willow mulberry Is there too much salt in Sudbury’s water
Public meeting in Sudbury on Monday will tackle that question
Concerns about road salt leaching into our drinking water, and elevated levels of salt in our lakes, have prompted the Greater Sudbury Watershed Alliance to organize a meeting next week.
The watershed alliance is hosting a panel discussion on road salt on Monday at the Vale Living with Lakes Centre on Ramsey Lake Road. and the public is invited to this open forum to learn more about the growing problem of road salt entering into our freshwater lakes, rivers and aquifers.
Increasing sodium and chloride levels from road salt is a cause for concern, especially in water bodies, such as Ramsey Lake, that are sources of our drinking water, the alliance says.
Scientists and municipalities across North America are struggling to find solutions to the problem of chloride and sodium used to de ice paved surfaces. There are few mitigation methods and currently there is no practical way to remove salt from our drinking water or the environment.
How do we balance the need to protect our water bodies with the need to keep roadways and parking lots safe?
The discussion will focus on how to answer this question, especially with regard to Ramsey Lake, which is a main source of drinking water for more than 50,000 Sudbury residents. Its sodium levels are approaching three times the level at which the medical officer of health must be notified.
Additionally, the lake’s chloride levels are rapidly approaching a level that can harm aquatic life.
The watershed alliance will host a panel of experts from the science community to discuss the road salt issue. Panel members include John Gunn, Canada research chair for stressed aquatic systems and director of the Living with Lakes Centre; and Charles Ramcharan, an associate professor in the School of the Environment at Laurentian University.
Tony Cecutti, the city’s general manager of infrastructure services, said Friday the city launched in 2006 a salt management plan to monitor and address the salt on roads and in water bodies.
“Council adopted a maintenance standard at that time that involved a substantial reduction in road salt usage,” he said. “The salt management plan has done two things: it’s limited the number of roads that actually get salt . There was more widespread use of salt before the salt management plan was in place. The second thing we’ve done is we’ve managed the use of that salt, so we control the rates of application much more accurately than in previous times. We monitor and measure the amount of salt we use.”
Cecutti explained the city only salts roads considered class 1 3 arterial and some collector roads while class 4 6 roadways get sand. Class 4 6 roads meander through subdivisions and form the local road network.
Where the city does use salt, it has adapted its application techniques, which means less salt is wasted or ends up in ditches,
curbs or snowbanks. The city now adds a wetting agent to the salt so that it sticks to the asphalt.
“Wetting agents substantially enhance the ability of the salt to stay effective and stay on the roadways,” Cecutti said.
The city also applies liquid salt directly to thoroughfares.

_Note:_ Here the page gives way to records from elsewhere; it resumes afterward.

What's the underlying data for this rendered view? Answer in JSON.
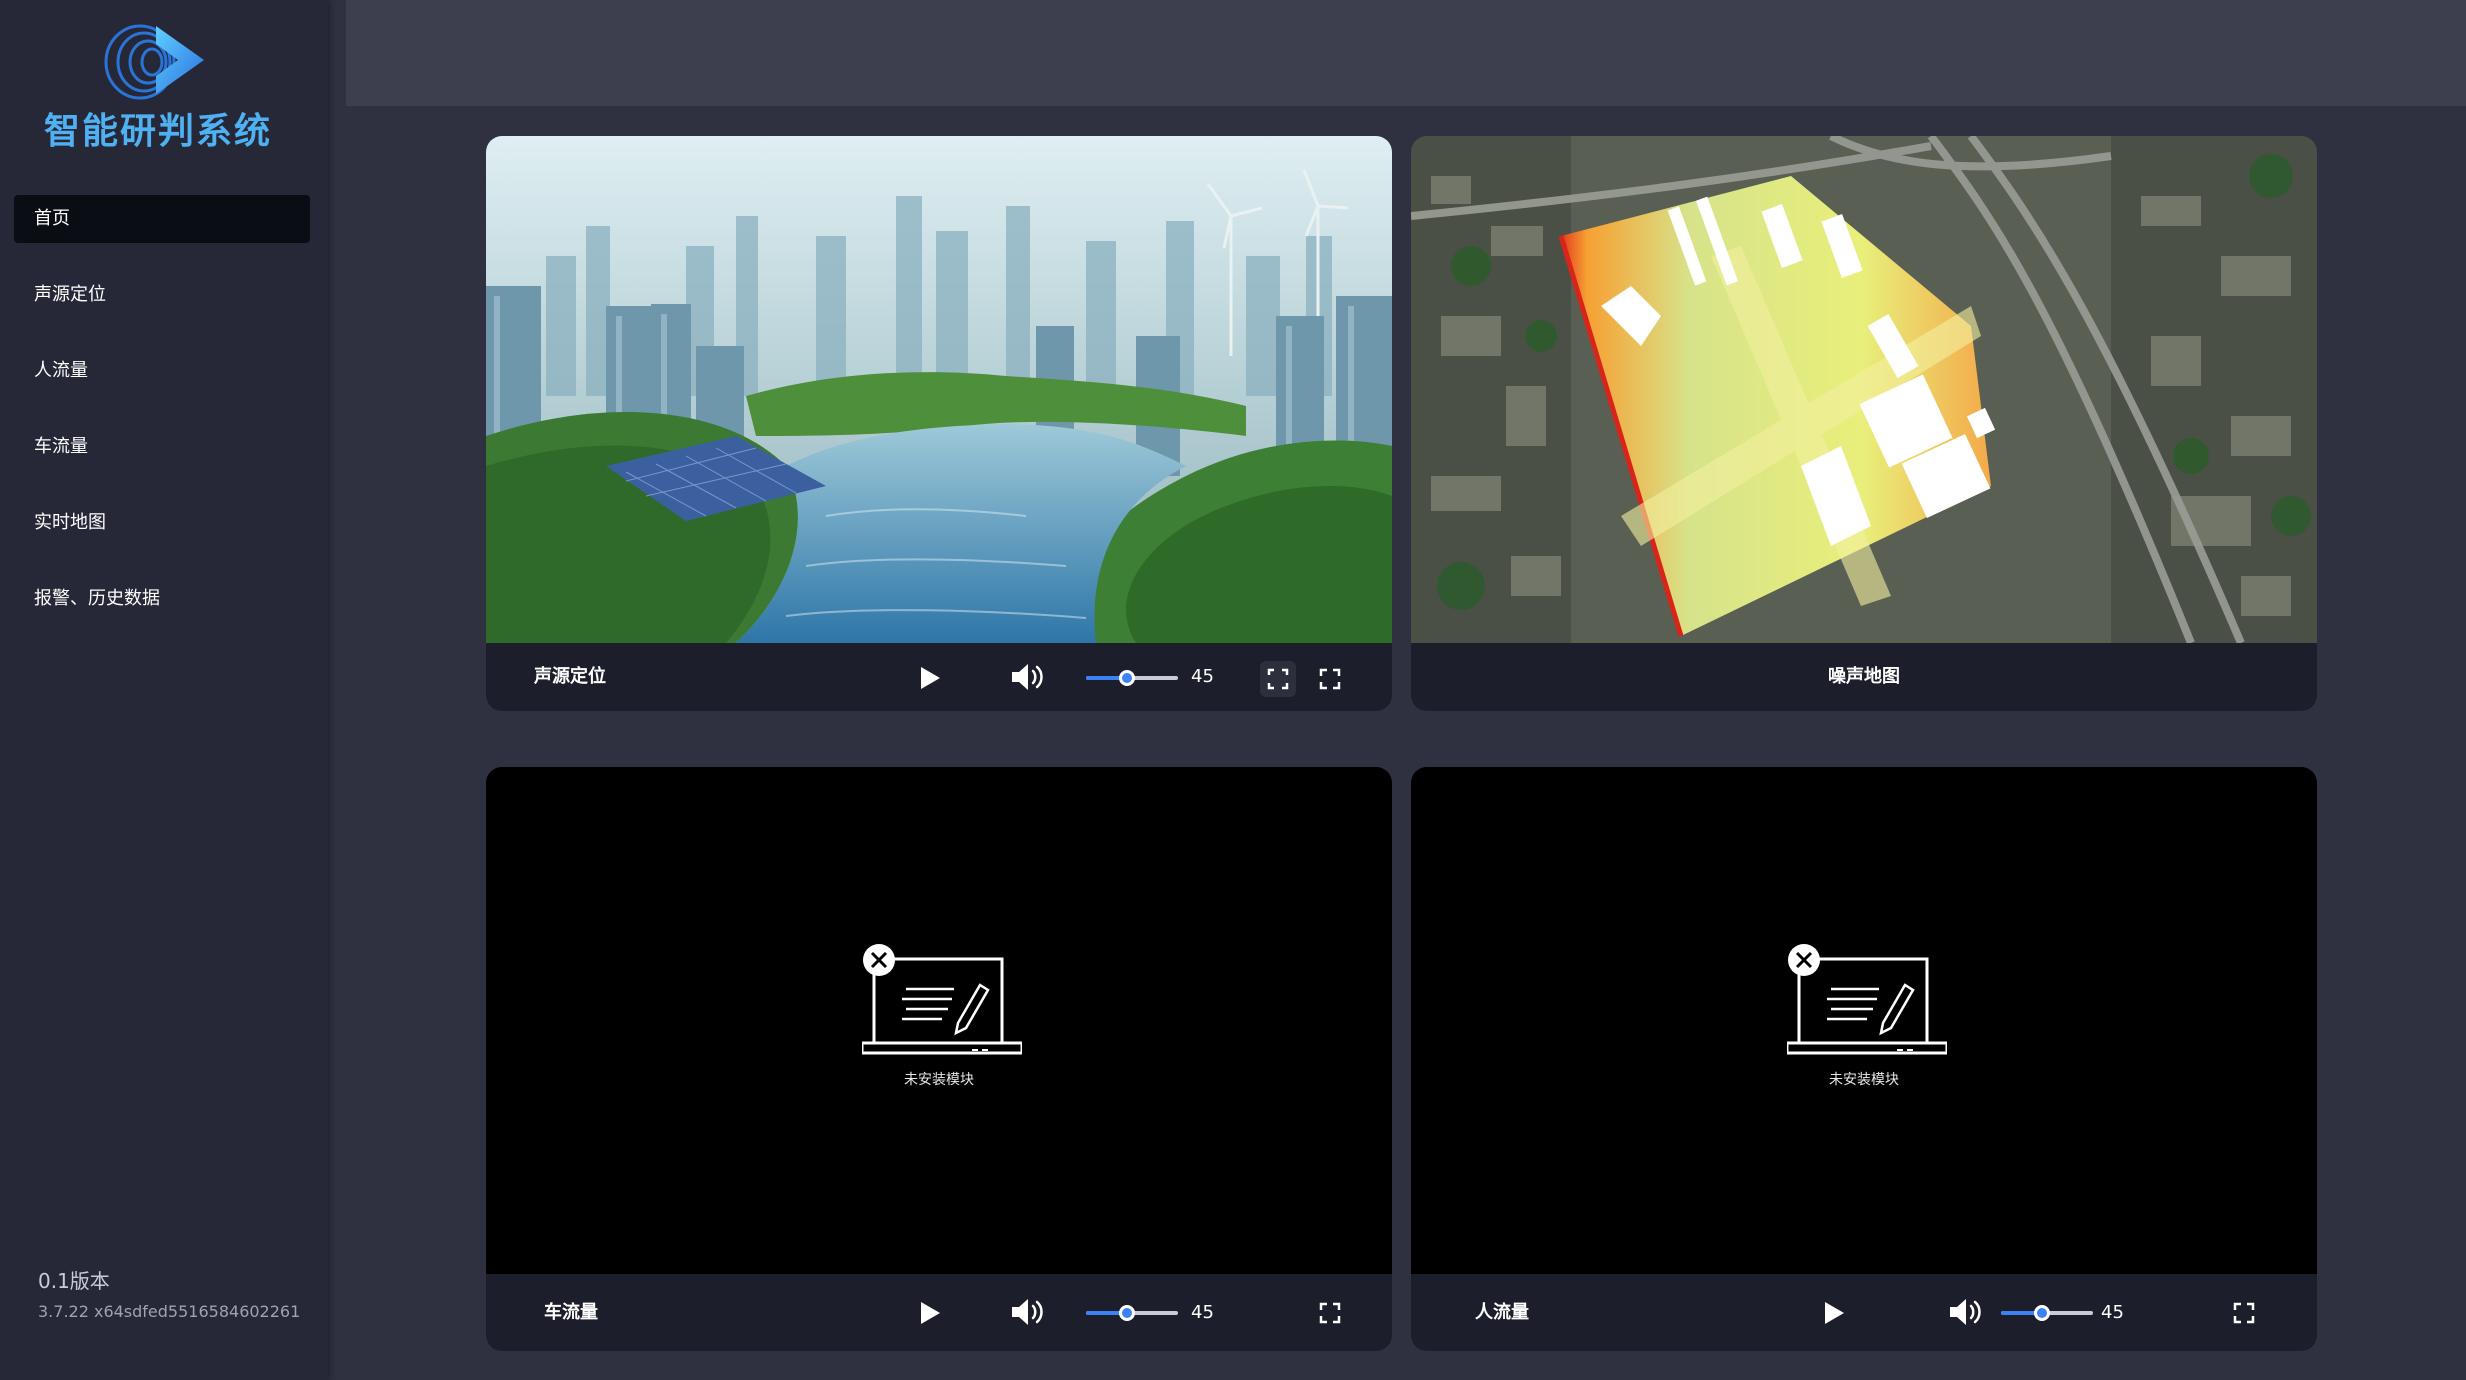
{
  "app": {
    "title": "智能研判系统",
    "version": "0.1版本",
    "build": "3.7.22 x64sdfed5516584602261"
  },
  "nav": {
    "items": [
      {
        "label": "首页",
        "active": true
      },
      {
        "label": "声源定位"
      },
      {
        "label": "人流量"
      },
      {
        "label": "车流量"
      },
      {
        "label": "实时地图"
      },
      {
        "label": "报警、历史数据"
      }
    ]
  },
  "panels": {
    "sound": {
      "label": "声源定位",
      "volume": "45",
      "volume_fraction": 0.45
    },
    "noise_map": {
      "label": "噪声地图"
    },
    "vehicle": {
      "label": "车流量",
      "volume": "45",
      "volume_fraction": 0.45,
      "placeholder": "未安装模块"
    },
    "people": {
      "label": "人流量",
      "volume": "45",
      "volume_fraction": 0.45,
      "placeholder": "未安装模块"
    }
  },
  "colors": {
    "accent": "#3b82f6",
    "title_blue": "#4fb0f2",
    "sidebar": "#262837",
    "background": "#2f3140"
  },
  "icons": [
    "logo-icon",
    "play-icon",
    "volume-icon",
    "fullscreen-icon",
    "not-installed-icon"
  ]
}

“We make a brine and use this a lot for our bridges,” he said. “It’s basically a very similar product to what you would use for pickles. It’s a similar process.”
Cecutti said liquid salt is very effective in areas where icing is a concern, such as streets with high humidity.
Some municipalities have begun using beet juice as a wetting agent. While it could be effective, Cecutti said there would be no cost savings for city hall.
“I think the theory is that some citruses are pretty sticky,” he mused. “We haven’t tried it but I can only imagine. If the intent is to keep the salt on the road, then beet juice would certainly be very sticky and it would stay there.”
As Cecutti pointed out, the city only uses salt until the asphalt reaches a temperature of 12 C. At that point, they begin using sand (which is mixed with a little salt to prevent it from clumping) in order to create a sandpaper effect on roads. Sand is used on all class 4 6 roads, as well as sidewalks.
Cecutti said the city is “very conscious of the impact of urbanization” on lakes and he agrees salt in water bodies is a bad thing whether or not they are sources of drinking water. But so far, Ramsey Lake is actually not doing too badly. The city tests its drinking water routinely.
“From the 1980s to 2010, we saw modest increases. The salt concentration in Lake Ramsey was between 50 and 58 parts per million of sodium,” he said. The acceptable standard is 200 ppm. “Since we’ve had the salt management plan we’ve seen the levels stop and even drop. The measurements we took last year were in the mid 50s. Even after a couple hundred years the number wouldn’t change that much, even if we stopped salting today. Once sodium through salting is introduced into your system, there’s so much in the watershed it’s unlikely you’re going to see much significant change either way in the foreseeable future.”
Anything more than 20 ppm and the city has to notify the medical officer of health, who then relays the information to doctors and nurse practitioners, who may have patients on reduced sodium diets. Cecutti said the medical officer of health was notified back in the 1980s.
“Frankly, at 50 ppm in your drinking water, a piece of chicken from the grocery store in a raw state is going to have a higher concentration of sodium than the drinking water. In your balanced diet, you need to be concerned, but in and of itself it’s not the most important issue for health. The medical officer of health is well aware of the number and they’re not concerned in terms of being able to communicate with physicians. . It looks like our efforts have stabilized now.”